> [Extracted records]:
━━━━━━━━━━━━━━━━━━━━━━━━━━━━━━
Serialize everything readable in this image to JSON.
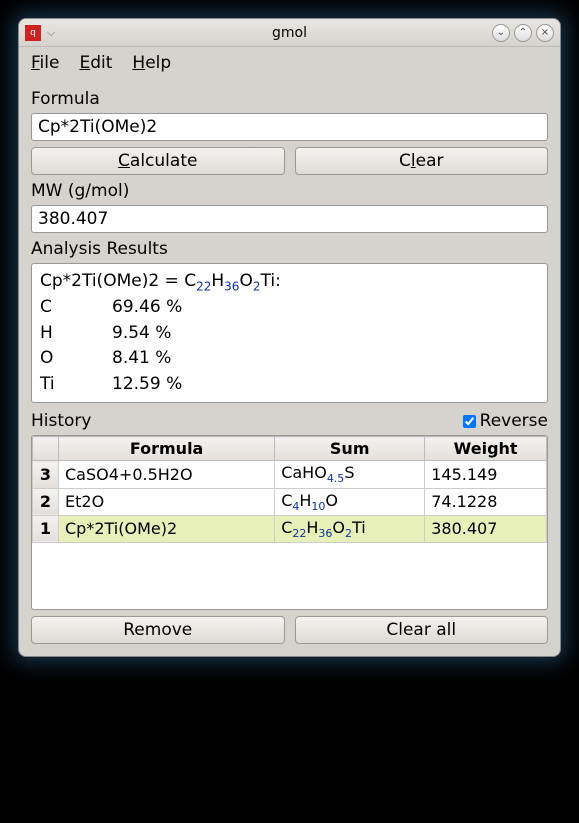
{
  "window": {
    "title": "gmol"
  },
  "menu": {
    "file": "File",
    "edit": "Edit",
    "help": "Help"
  },
  "formula": {
    "label": "Formula",
    "value": "Cp*2Ti(OMe)2",
    "calc": "Calculate",
    "clear": "Clear"
  },
  "mw": {
    "label": "MW (g/mol)",
    "value": "380.407"
  },
  "analysis": {
    "label": "Analysis Results",
    "formula_plain": "Cp*2Ti(OMe)2",
    "sum_html": "C<sub>22</sub>H<sub>36</sub>O<sub>2</sub>Ti",
    "rows": [
      {
        "el": "C",
        "pct": "69.46 %"
      },
      {
        "el": "H",
        "pct": "9.54 %"
      },
      {
        "el": "O",
        "pct": "8.41 %"
      },
      {
        "el": "Ti",
        "pct": "12.59 %"
      }
    ]
  },
  "history": {
    "label": "History",
    "reverse_label": "Reverse",
    "reverse_checked": true,
    "cols": {
      "formula": "Formula",
      "sum": "Sum",
      "weight": "Weight"
    },
    "rows": [
      {
        "n": "3",
        "formula": "CaSO4+0.5H2O",
        "sum_html": "CaHO<sub>4.5</sub>S",
        "weight": "145.149",
        "selected": false
      },
      {
        "n": "2",
        "formula": "Et2O",
        "sum_html": "C<sub>4</sub>H<sub>10</sub>O",
        "weight": "74.1228",
        "selected": false
      },
      {
        "n": "1",
        "formula": "Cp*2Ti(OMe)2",
        "sum_html": "C<sub>22</sub>H<sub>36</sub>O<sub>2</sub>Ti",
        "weight": "380.407",
        "selected": true
      }
    ],
    "remove": "Remove",
    "clearall": "Clear all"
  }
}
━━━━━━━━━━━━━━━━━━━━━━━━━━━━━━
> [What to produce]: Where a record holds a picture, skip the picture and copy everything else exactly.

> [Result]:
Serialize everything readable in this image to JSON.
{
  "window": {
    "title": "gmol"
  },
  "menu": {
    "file": "File",
    "edit": "Edit",
    "help": "Help"
  },
  "formula": {
    "label": "Formula",
    "value": "Cp*2Ti(OMe)2",
    "calc": "Calculate",
    "clear": "Clear"
  },
  "mw": {
    "label": "MW (g/mol)",
    "value": "380.407"
  },
  "analysis": {
    "label": "Analysis Results",
    "formula_plain": "Cp*2Ti(OMe)2",
    "sum_html": "C<sub>22</sub>H<sub>36</sub>O<sub>2</sub>Ti",
    "rows": [
      {
        "el": "C",
        "pct": "69.46 %"
      },
      {
        "el": "H",
        "pct": "9.54 %"
      },
      {
        "el": "O",
        "pct": "8.41 %"
      },
      {
        "el": "Ti",
        "pct": "12.59 %"
      }
    ]
  },
  "history": {
    "label": "History",
    "reverse_label": "Reverse",
    "reverse_checked": true,
    "cols": {
      "formula": "Formula",
      "sum": "Sum",
      "weight": "Weight"
    },
    "rows": [
      {
        "n": "3",
        "formula": "CaSO4+0.5H2O",
        "sum_html": "CaHO<sub>4.5</sub>S",
        "weight": "145.149",
        "selected": false
      },
      {
        "n": "2",
        "formula": "Et2O",
        "sum_html": "C<sub>4</sub>H<sub>10</sub>O",
        "weight": "74.1228",
        "selected": false
      },
      {
        "n": "1",
        "formula": "Cp*2Ti(OMe)2",
        "sum_html": "C<sub>22</sub>H<sub>36</sub>O<sub>2</sub>Ti",
        "weight": "380.407",
        "selected": true
      }
    ],
    "remove": "Remove",
    "clearall": "Clear all"
  }
}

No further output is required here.